● **WORK REQUEST**:
Take from the listing each line that has the string "here".

DATA EXTRACTS section start

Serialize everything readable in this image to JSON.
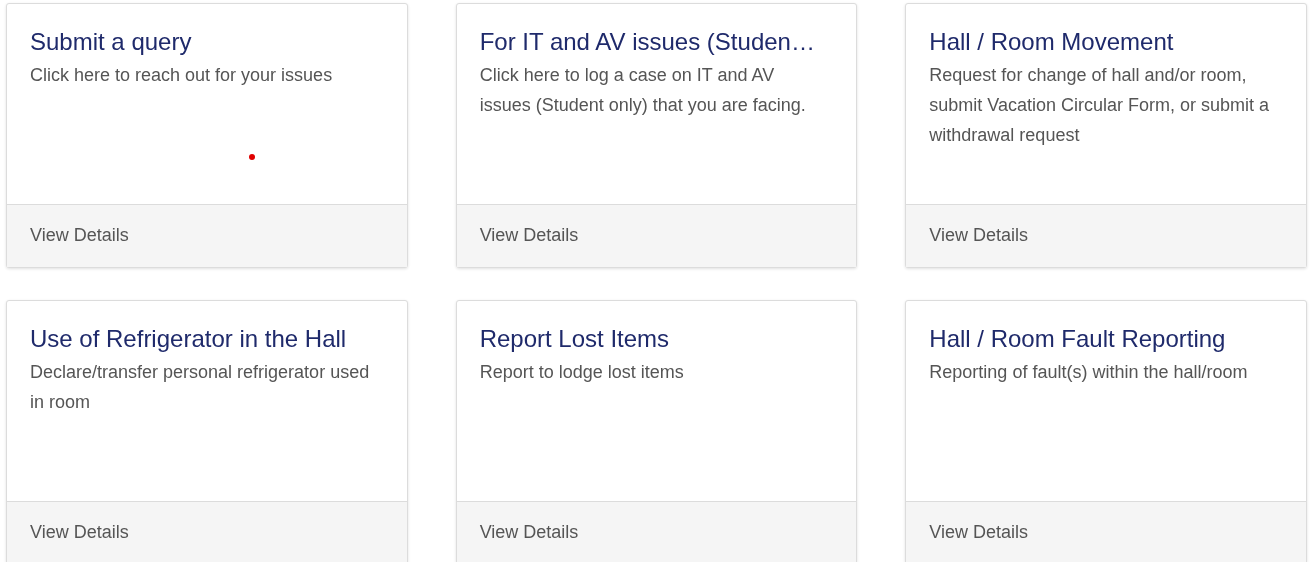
{
  "cards": [
    {
      "title": "Submit a query",
      "description": "Click here to reach out for your issues",
      "link": "View Details"
    },
    {
      "title": "For IT and AV issues (Studen…",
      "description": "Click here to log a case on IT and AV issues (Student only) that you are facing.",
      "link": "View Details"
    },
    {
      "title": "Hall / Room Movement",
      "description": "Request for change of hall and/or room, submit Vacation Circular Form, or submit a withdrawal request",
      "link": "View Details"
    },
    {
      "title": "Use of Refrigerator in the Hall",
      "description": "Declare/transfer personal refrigerator used in room",
      "link": "View Details"
    },
    {
      "title": "Report Lost Items",
      "description": "Report to lodge lost items",
      "link": "View Details"
    },
    {
      "title": "Hall / Room Fault Reporting",
      "description": "Reporting of fault(s) within the hall/room",
      "link": "View Details"
    }
  ]
}
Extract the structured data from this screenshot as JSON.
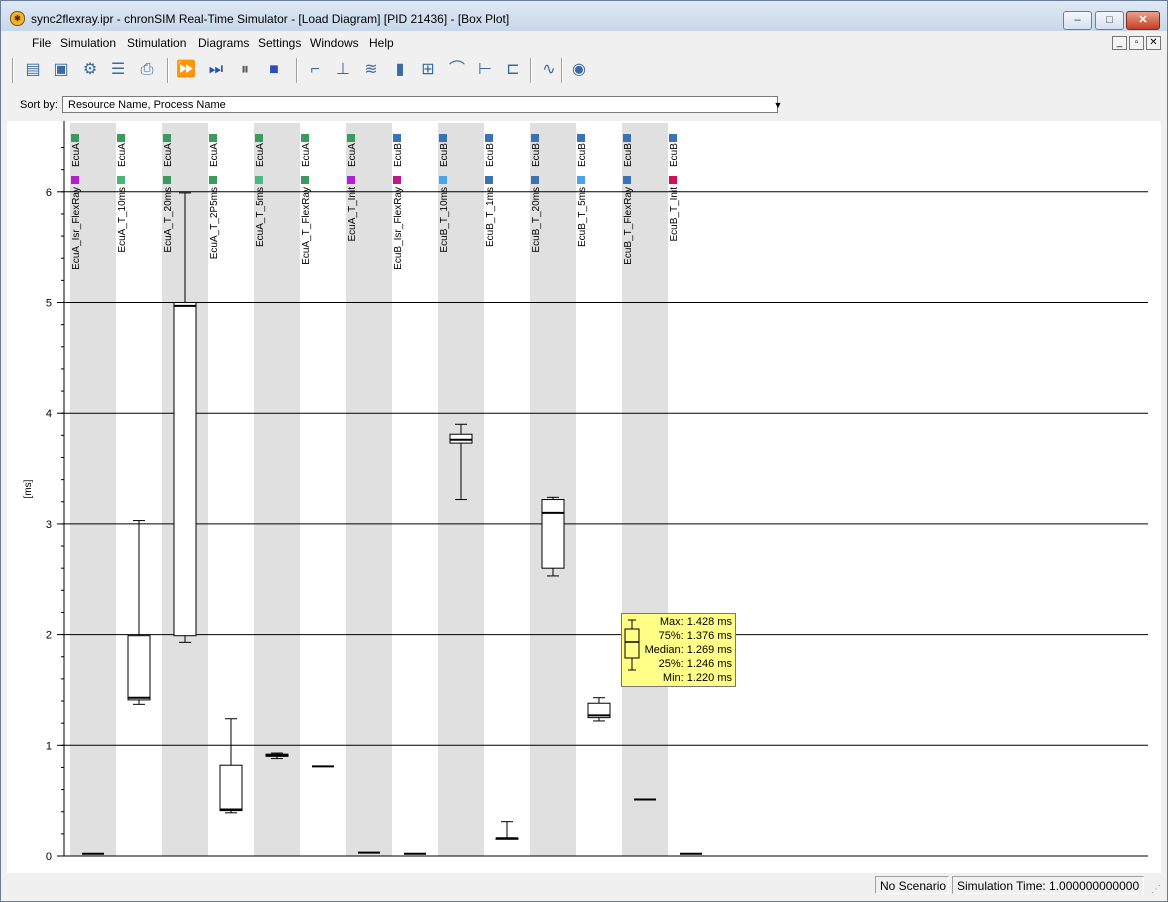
{
  "window": {
    "title": "sync2flexray.ipr - chronSIM Real-Time Simulator - [Load Diagram] [PID 21436] - [Box Plot]",
    "app_icon": "chronsim-app-icon",
    "caption_buttons": {
      "minimize": "–",
      "maximize": "□",
      "close": "✕"
    }
  },
  "menu": {
    "items": [
      "File",
      "Simulation",
      "Stimulation",
      "Diagrams",
      "Settings",
      "Windows",
      "Help"
    ],
    "mdi_buttons": [
      "_",
      "▫",
      "✕"
    ]
  },
  "toolbar": {
    "icons": [
      "open-project-icon",
      "save-trace-icon",
      "settings-gear-icon",
      "document-icon",
      "print-icon",
      "fast-forward-icon",
      "step-forward-icon",
      "pause-icon",
      "stop-icon",
      "state-diagram-icon",
      "task-tree-icon",
      "load-lines-icon",
      "bar-chart-icon",
      "box-plot-icon",
      "curve-icon",
      "timeline-icon",
      "range-icon",
      "signal-icon",
      "eye-icon"
    ]
  },
  "sort": {
    "label": "Sort by:",
    "value": "Resource Name, Process Name"
  },
  "chart_data": {
    "type": "box",
    "ylabel": "[ms]",
    "ylim": [
      0,
      6.5
    ],
    "yticks": [
      "0",
      "1",
      "2",
      "3",
      "4",
      "5",
      "6"
    ],
    "grid": true,
    "columns": [
      {
        "ecu": "EcuA",
        "process": "EcuA_Isr_FlexRay",
        "ecu_color": "#3c9a5f",
        "proc_color": "#b01fd0",
        "min": 0.02,
        "q1": 0.02,
        "median": 0.02,
        "q3": 0.02,
        "max": 0.02
      },
      {
        "ecu": "EcuA",
        "process": "EcuA_T_10ms",
        "ecu_color": "#3c9a5f",
        "proc_color": "#45b77a",
        "min": 1.37,
        "q1": 1.41,
        "median": 1.43,
        "q3": 1.99,
        "max": 3.03
      },
      {
        "ecu": "EcuA",
        "process": "EcuA_T_20ms",
        "ecu_color": "#3c9a5f",
        "proc_color": "#3c9a5f",
        "min": 1.93,
        "q1": 1.99,
        "median": 4.97,
        "q3": 5.0,
        "max": 5.99
      },
      {
        "ecu": "EcuA",
        "process": "EcuA_T_2P5ms",
        "ecu_color": "#3c9a5f",
        "proc_color": "#3c9a5f",
        "min": 0.39,
        "q1": 0.41,
        "median": 0.42,
        "q3": 0.82,
        "max": 1.24
      },
      {
        "ecu": "EcuA",
        "process": "EcuA_T_5ms",
        "ecu_color": "#3c9a5f",
        "proc_color": "#4cba80",
        "min": 0.88,
        "q1": 0.9,
        "median": 0.91,
        "q3": 0.92,
        "max": 0.93
      },
      {
        "ecu": "EcuA",
        "process": "EcuA_T_FlexRay",
        "ecu_color": "#3c9a5f",
        "proc_color": "#3c9a5f",
        "min": 0.8,
        "q1": 0.8,
        "median": 0.81,
        "q3": 0.82,
        "max": 0.82
      },
      {
        "ecu": "EcuA",
        "process": "EcuA_T_Init",
        "ecu_color": "#3c9a5f",
        "proc_color": "#b01fd0",
        "min": 0.03,
        "q1": 0.03,
        "median": 0.03,
        "q3": 0.03,
        "max": 0.03
      },
      {
        "ecu": "EcuB",
        "process": "EcuB_Isr_FlexRay",
        "ecu_color": "#3a73b5",
        "proc_color": "#c0178a",
        "min": 0.02,
        "q1": 0.02,
        "median": 0.02,
        "q3": 0.02,
        "max": 0.02
      },
      {
        "ecu": "EcuB",
        "process": "EcuB_T_10ms",
        "ecu_color": "#3a73b5",
        "proc_color": "#4aa3e8",
        "min": 3.22,
        "q1": 3.73,
        "median": 3.76,
        "q3": 3.81,
        "max": 3.9
      },
      {
        "ecu": "EcuB",
        "process": "EcuB_T_1ms",
        "ecu_color": "#3a73b5",
        "proc_color": "#3a73b5",
        "min": 0.16,
        "q1": 0.16,
        "median": 0.16,
        "q3": 0.16,
        "max": 0.31
      },
      {
        "ecu": "EcuB",
        "process": "EcuB_T_20ms",
        "ecu_color": "#3a73b5",
        "proc_color": "#3a73b5",
        "min": 2.53,
        "q1": 2.6,
        "median": 3.1,
        "q3": 3.22,
        "max": 3.24
      },
      {
        "ecu": "EcuB",
        "process": "EcuB_T_5ms",
        "ecu_color": "#3a73b5",
        "proc_color": "#4aa3e8",
        "min": 1.22,
        "q1": 1.25,
        "median": 1.27,
        "q3": 1.38,
        "max": 1.43
      },
      {
        "ecu": "EcuB",
        "process": "EcuB_T_FlexRay",
        "ecu_color": "#3a73b5",
        "proc_color": "#3a73b5",
        "min": 0.5,
        "q1": 0.5,
        "median": 0.51,
        "q3": 0.51,
        "max": 0.51
      },
      {
        "ecu": "EcuB",
        "process": "EcuB_T_Init",
        "ecu_color": "#3a73b5",
        "proc_color": "#d0105a",
        "min": 0.02,
        "q1": 0.02,
        "median": 0.02,
        "q3": 0.02,
        "max": 0.02
      }
    ]
  },
  "tooltip": {
    "lines": [
      "Max: 1.428 ms",
      "75%: 1.376 ms",
      "Median: 1.269 ms",
      "25%: 1.246 ms",
      "Min: 1.220 ms"
    ]
  },
  "status": {
    "scenario": "No Scenario",
    "sim_time": "Simulation Time: 1.000000000000 s"
  }
}
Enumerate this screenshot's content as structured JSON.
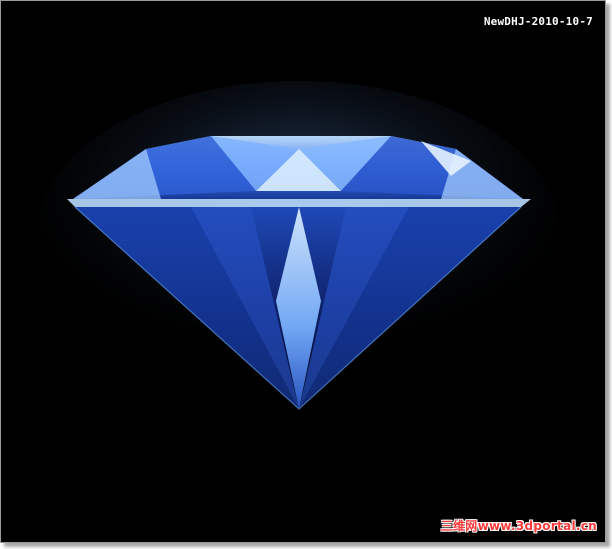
{
  "image": {
    "stamp_text": "NewDHJ-2010-10-7",
    "watermark_text": "三维网www.3dportal.cn",
    "background_color": "#000000",
    "gem_colors": {
      "deep": "#0b1a5a",
      "mid": "#2c55c8",
      "light": "#9ec8ff",
      "highlight": "#e6f3ff"
    }
  }
}
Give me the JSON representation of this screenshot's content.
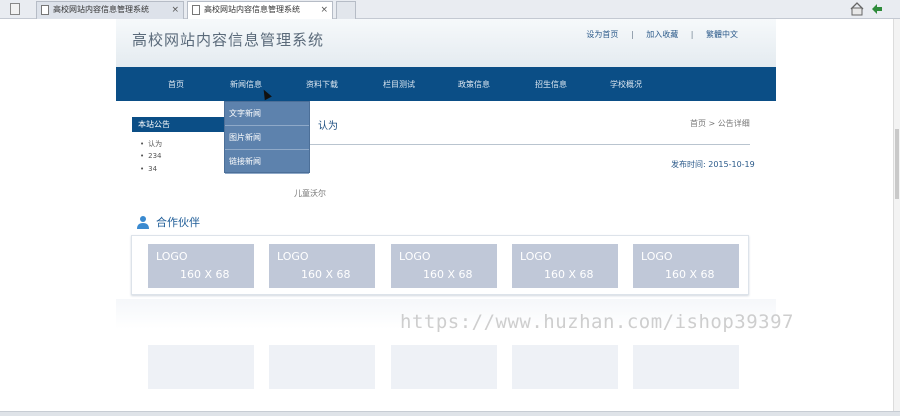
{
  "browser": {
    "tabs": [
      {
        "label": "高校网站内容信息管理系统",
        "close": "×"
      },
      {
        "label": "高校网站内容信息管理系统",
        "close": "×"
      }
    ]
  },
  "header": {
    "site_title": "高校网站内容信息管理系统",
    "links": [
      "设为首页",
      "加入收藏",
      "繁體中文"
    ],
    "separator": "|"
  },
  "nav": {
    "items": [
      "首页",
      "新闻信息",
      "资料下载",
      "栏目测试",
      "政策信息",
      "招生信息",
      "学校概况"
    ]
  },
  "dropdown": {
    "items": [
      "文字新闻",
      "图片新闻",
      "链接新闻"
    ]
  },
  "sidebar": {
    "title": "本站公告",
    "notices": [
      "认为",
      "234",
      "34"
    ]
  },
  "article": {
    "title": "认为",
    "breadcrumb": "首页 > 公告详细",
    "publish_date": "发布时间: 2015-10-19",
    "author": "儿童沃尔"
  },
  "partners": {
    "title": "合作伙伴",
    "logos": [
      {
        "line1": "LOGO",
        "line2": "160 X 68"
      },
      {
        "line1": "LOGO",
        "line2": "160 X 68"
      },
      {
        "line1": "LOGO",
        "line2": "160 X 68"
      },
      {
        "line1": "LOGO",
        "line2": "160 X 68"
      },
      {
        "line1": "LOGO",
        "line2": "160 X 68"
      }
    ]
  },
  "watermark": "https://www.huzhan.com/ishop39397",
  "colors": {
    "nav": "#0b4e86",
    "dropdown": "#5d82ad",
    "logo_placeholder": "#c0c8d8"
  }
}
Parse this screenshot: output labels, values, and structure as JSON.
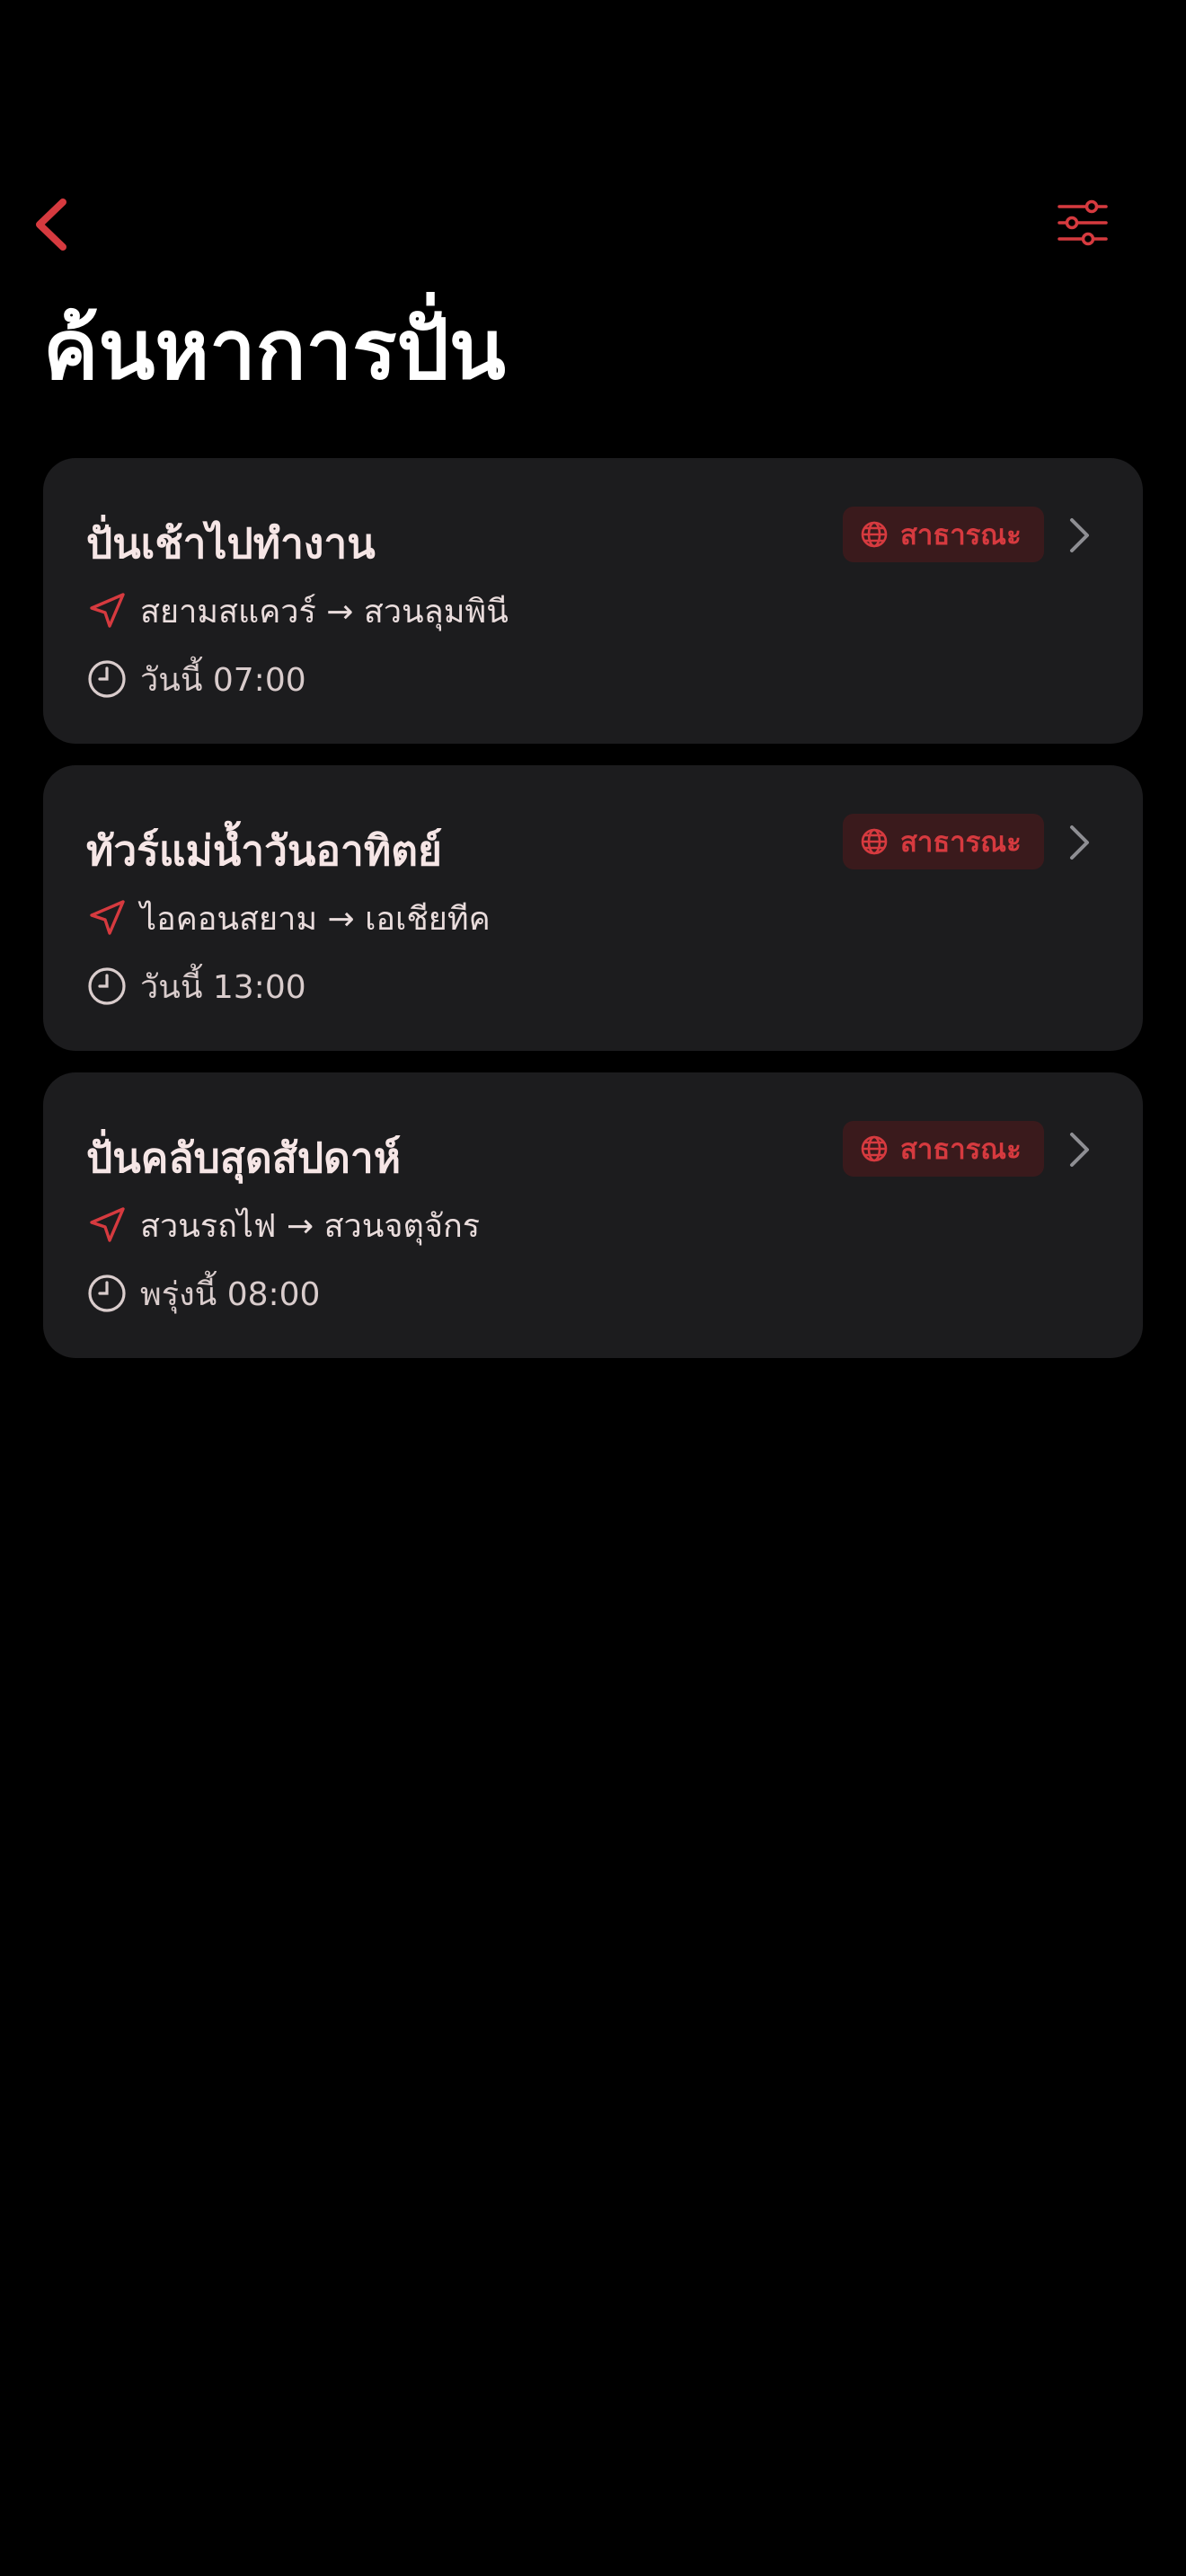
{
  "page": {
    "title": "ค้นหาการปั่น"
  },
  "colors": {
    "accent": "#d63a3f",
    "background": "#000000",
    "card": "#1c1c1e",
    "badge_bg": "#3a1a1c",
    "chevron": "#8e8e93"
  },
  "nav": {
    "back_icon": "chevron-left-icon",
    "filter_icon": "sliders-icon"
  },
  "rides": [
    {
      "title": "ปั่นเช้าไปทำงาน",
      "badge": "สาธารณะ",
      "route": "สยามสแควร์ → สวนลุมพินี",
      "time": "วันนี้ 07:00"
    },
    {
      "title": "ทัวร์แม่น้ำวันอาทิตย์",
      "badge": "สาธารณะ",
      "route": "ไอคอนสยาม → เอเชียทีค",
      "time": "วันนี้ 13:00"
    },
    {
      "title": "ปั่นคลับสุดสัปดาห์",
      "badge": "สาธารณะ",
      "route": "สวนรถไฟ → สวนจตุจักร",
      "time": "พรุ่งนี้ 08:00"
    }
  ],
  "icons": {
    "badge": "globe-icon",
    "route": "navigation-arrow-icon",
    "time": "clock-icon",
    "row_action": "chevron-right-icon"
  }
}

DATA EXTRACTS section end

● **EXPECTED ANSWER**:
      "description": "Click here to reach out for your issues",
      "description": "Click here to log a case on IT and AV issues (Student only) that you are facing.",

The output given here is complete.